“First and foremost, we are a news organization,” says Ed O’Keefe, editor-in-chief of NowThis News, a digital video news provider that currently generates roughly 15 million views across its platforms. But what makes NowThis different, according to O’Keefe, is that the company recognizes a fundamental shift happening in news consumption — audiences, especially Millennials, no longer go to one news site to gather their info. “This is an audience that goes to 25 or 30 different sources for news and info each day,” says O’Keefe. “There is no exclusivity in that. And we need to respect that.”

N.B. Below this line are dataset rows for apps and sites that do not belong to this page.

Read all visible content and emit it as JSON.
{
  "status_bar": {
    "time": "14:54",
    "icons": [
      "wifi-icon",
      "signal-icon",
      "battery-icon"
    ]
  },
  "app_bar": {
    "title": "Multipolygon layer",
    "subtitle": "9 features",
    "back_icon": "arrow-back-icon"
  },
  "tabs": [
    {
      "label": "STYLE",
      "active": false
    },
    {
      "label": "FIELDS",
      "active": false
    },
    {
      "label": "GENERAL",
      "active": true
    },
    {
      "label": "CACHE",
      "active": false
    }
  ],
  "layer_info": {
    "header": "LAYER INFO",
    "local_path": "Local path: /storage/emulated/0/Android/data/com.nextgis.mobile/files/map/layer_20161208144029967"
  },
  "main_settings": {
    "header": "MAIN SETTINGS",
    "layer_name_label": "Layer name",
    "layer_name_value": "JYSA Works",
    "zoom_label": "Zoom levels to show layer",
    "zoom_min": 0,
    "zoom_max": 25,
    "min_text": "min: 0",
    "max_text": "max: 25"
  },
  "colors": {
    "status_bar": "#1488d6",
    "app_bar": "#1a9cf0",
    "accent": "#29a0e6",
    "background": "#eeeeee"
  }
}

This means adapting content to fit the platform and audience on it. O’Keefe refers to NowThis as a “mobile/social-centric” news organization. For the mobile app alone, NowThis churns out 18–25 videos on a normal day. But the company is steadfast about existing on every platform the news consumer is, whether that’s the web, mobile devices, and social networks like Facebook, Twitter, Instagram, and Vine. “Obviously, the objective of our business is to attempt to convert users to download the app and become active participants in the app experience, but we know the natural urge of the social and digital generation is to find content on the platform they prefer. We’re not going to fight that instinct,” he says.
Adding to this multi-platform availability, NowThis also has syndication partnerships with MSN, AOL, and will soon arrive on Hulu and Roku. “We want to make sure we are natively responsible and responsive to the platform in which we are engaging — our Vine video is different from our app video, our app video is different from any other platform we exist in,” says O’Keefe.
This sort of nimbleness extends to NowThis’ on-air and off-camera talent, who O’Keefe says “come from all walks of life, ranging from cable television to writers and performers at the Upright Citizens Brigade Theatre in New York. Everyone we have working here is a quadruple threat — they can write, edit, shoot, and produce,” he says.
When looking for talent, O’Keefe says the company prefers those who through their own experience as digital consumers have an appreciation for how storytelling differs in the digital age. “We look for people who have a little bit of a view askew — people who can look at the story and are able to add value, some contextual info, some tidbit, which touches the viewer’s ear and eye and makes them say, ‘That’s interesting.’”